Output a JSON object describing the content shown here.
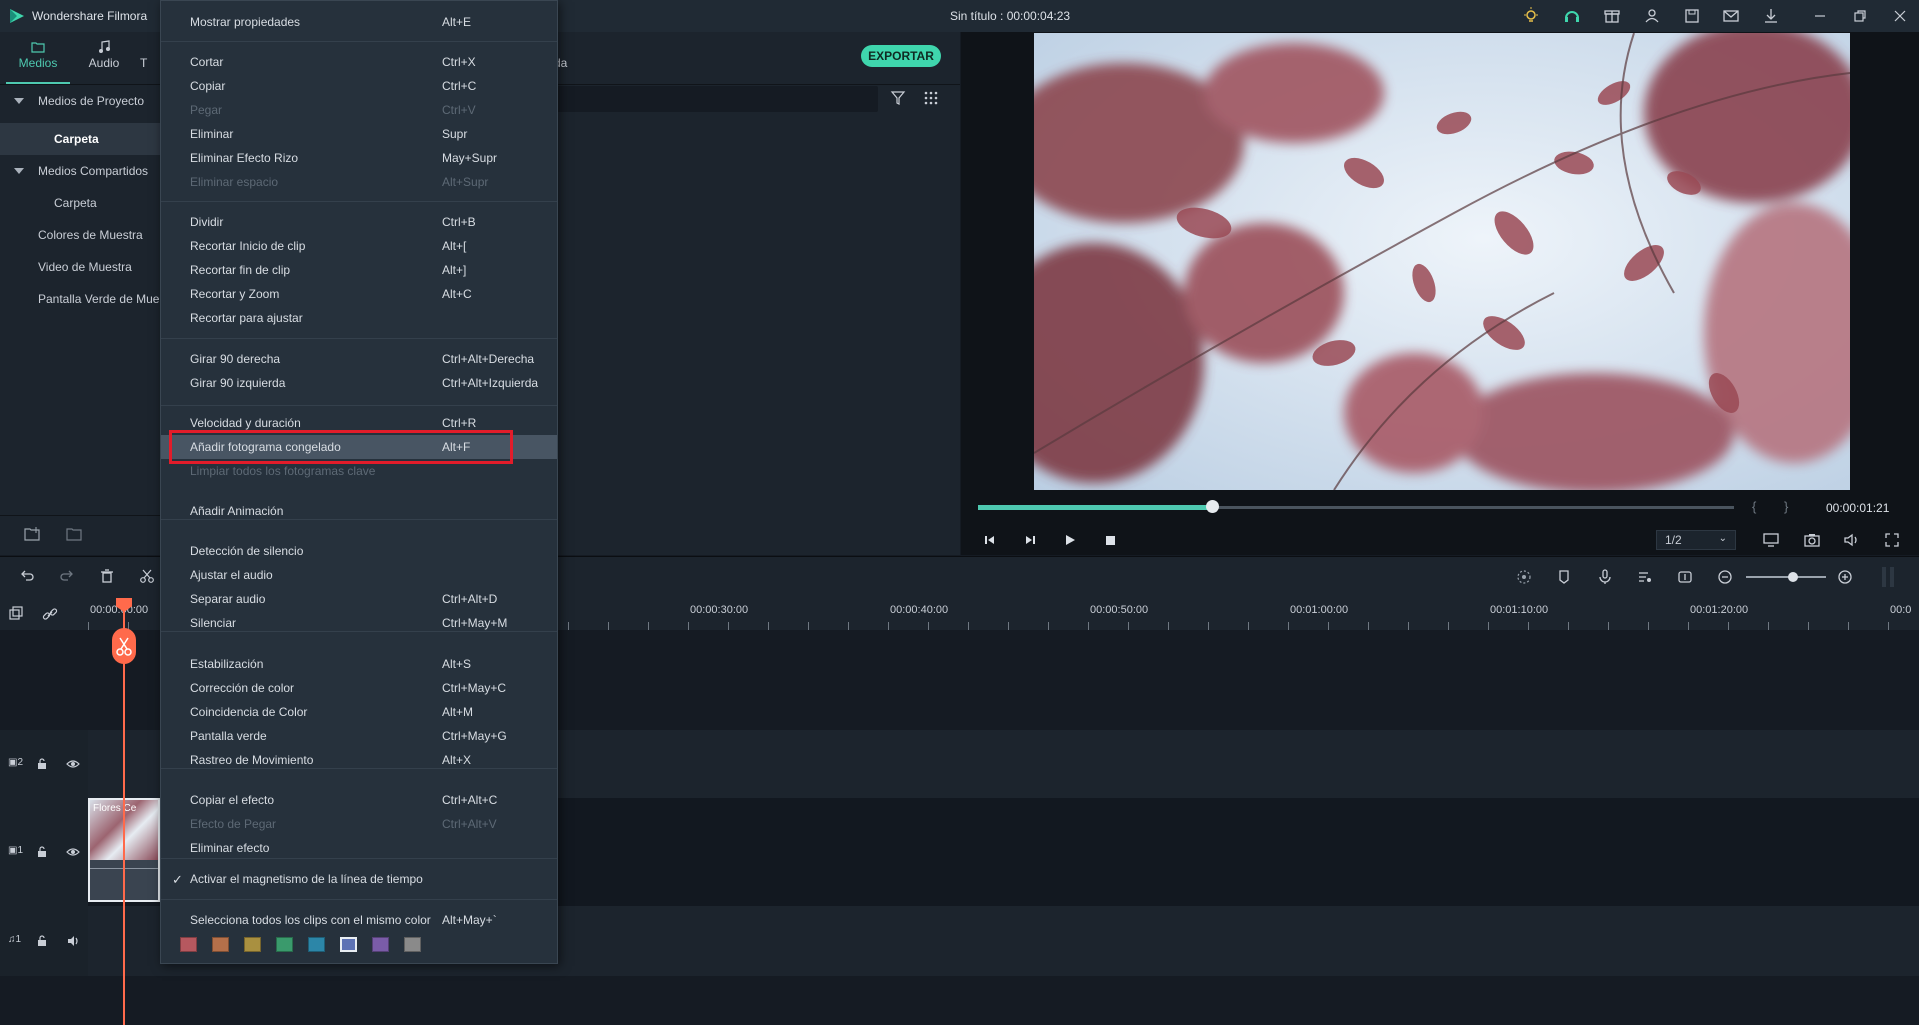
{
  "app": {
    "name": "Wondershare Filmora",
    "document_title": "Sin título : 00:00:04:23"
  },
  "media_tabs": [
    {
      "label": "Medios"
    },
    {
      "label": "Audio"
    },
    {
      "label": "T"
    }
  ],
  "media_tab_partial": "da",
  "export_label": "EXPORTAR",
  "tree": [
    {
      "label": "Medios de Proyecto"
    },
    {
      "label": "Carpeta"
    },
    {
      "label": "Medios Compartidos"
    },
    {
      "label": "Carpeta"
    },
    {
      "label": "Colores de Muestra"
    },
    {
      "label": "Video de Muestra"
    },
    {
      "label": "Pantalla Verde de Mue"
    }
  ],
  "preview": {
    "timecode": "00:00:01:21",
    "quality": "1/2",
    "progress": 0.31
  },
  "ruler": {
    "labels": [
      "00:00:00:00",
      "00:00:30:00",
      "00:00:40:00",
      "00:00:50:00",
      "00:01:00:00",
      "00:01:10:00",
      "00:01:20:00",
      "00:0"
    ]
  },
  "tracks": {
    "video2": "2",
    "video1": "1",
    "audio1": "1",
    "clip_label": "Flores Ce"
  },
  "menu": {
    "items": [
      {
        "label": "Mostrar propiedades",
        "shortcut": "Alt+E",
        "state": "normal"
      },
      {
        "label": "Cortar",
        "shortcut": "Ctrl+X",
        "state": "normal"
      },
      {
        "label": "Copiar",
        "shortcut": "Ctrl+C",
        "state": "normal"
      },
      {
        "label": "Pegar",
        "shortcut": "Ctrl+V",
        "state": "disabled"
      },
      {
        "label": "Eliminar",
        "shortcut": "Supr",
        "state": "normal"
      },
      {
        "label": "Eliminar Efecto Rizo",
        "shortcut": "May+Supr",
        "state": "normal"
      },
      {
        "label": "Eliminar espacio",
        "shortcut": "Alt+Supr",
        "state": "disabled"
      },
      {
        "label": "Dividir",
        "shortcut": "Ctrl+B",
        "state": "normal"
      },
      {
        "label": "Recortar Inicio de clip",
        "shortcut": "Alt+[",
        "state": "normal"
      },
      {
        "label": "Recortar fin de clip",
        "shortcut": "Alt+]",
        "state": "normal"
      },
      {
        "label": "Recortar y Zoom",
        "shortcut": "Alt+C",
        "state": "normal"
      },
      {
        "label": "Recortar para ajustar",
        "shortcut": "",
        "state": "normal"
      },
      {
        "label": "Girar 90 derecha",
        "shortcut": "Ctrl+Alt+Derecha",
        "state": "normal"
      },
      {
        "label": "Girar 90 izquierda",
        "shortcut": "Ctrl+Alt+Izquierda",
        "state": "normal"
      },
      {
        "label": "Velocidad y duración",
        "shortcut": "Ctrl+R",
        "state": "normal"
      },
      {
        "label": "Añadir fotograma congelado",
        "shortcut": "Alt+F",
        "state": "highlighted"
      },
      {
        "label": "Limpiar todos los fotogramas clave",
        "shortcut": "",
        "state": "disabled"
      },
      {
        "label": "Añadir Animación",
        "shortcut": "",
        "state": "normal"
      },
      {
        "label": "Detección de silencio",
        "shortcut": "",
        "state": "normal"
      },
      {
        "label": "Ajustar el audio",
        "shortcut": "",
        "state": "normal"
      },
      {
        "label": "Separar audio",
        "shortcut": "Ctrl+Alt+D",
        "state": "normal"
      },
      {
        "label": "Silenciar",
        "shortcut": "Ctrl+May+M",
        "state": "normal"
      },
      {
        "label": "Estabilización",
        "shortcut": "Alt+S",
        "state": "normal"
      },
      {
        "label": "Corrección de color",
        "shortcut": "Ctrl+May+C",
        "state": "normal"
      },
      {
        "label": "Coincidencia de Color",
        "shortcut": "Alt+M",
        "state": "normal"
      },
      {
        "label": "Pantalla verde",
        "shortcut": "Ctrl+May+G",
        "state": "normal"
      },
      {
        "label": "Rastreo de Movimiento",
        "shortcut": "Alt+X",
        "state": "normal"
      },
      {
        "label": "Copiar el efecto",
        "shortcut": "Ctrl+Alt+C",
        "state": "normal"
      },
      {
        "label": "Efecto de Pegar",
        "shortcut": "Ctrl+Alt+V",
        "state": "disabled"
      },
      {
        "label": "Eliminar efecto",
        "shortcut": "",
        "state": "normal"
      },
      {
        "label": "Activar el magnetismo de la línea de tiempo",
        "shortcut": "",
        "state": "checked"
      },
      {
        "label": "Selecciona todos los clips con el mismo color",
        "shortcut": "Alt+May+`",
        "state": "normal"
      }
    ],
    "color_swatches": [
      "#b6585f",
      "#b5704a",
      "#a99040",
      "#3a9a6c",
      "#2c86a8",
      "#5d72b4",
      "#7a5ca8",
      "#8a8a8a"
    ]
  }
}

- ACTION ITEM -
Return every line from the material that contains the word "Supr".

- SOLVED EXERCISE -
        "shortcut": "Supr",
        "shortcut": "May+Supr",
        "shortcut": "Alt+Supr",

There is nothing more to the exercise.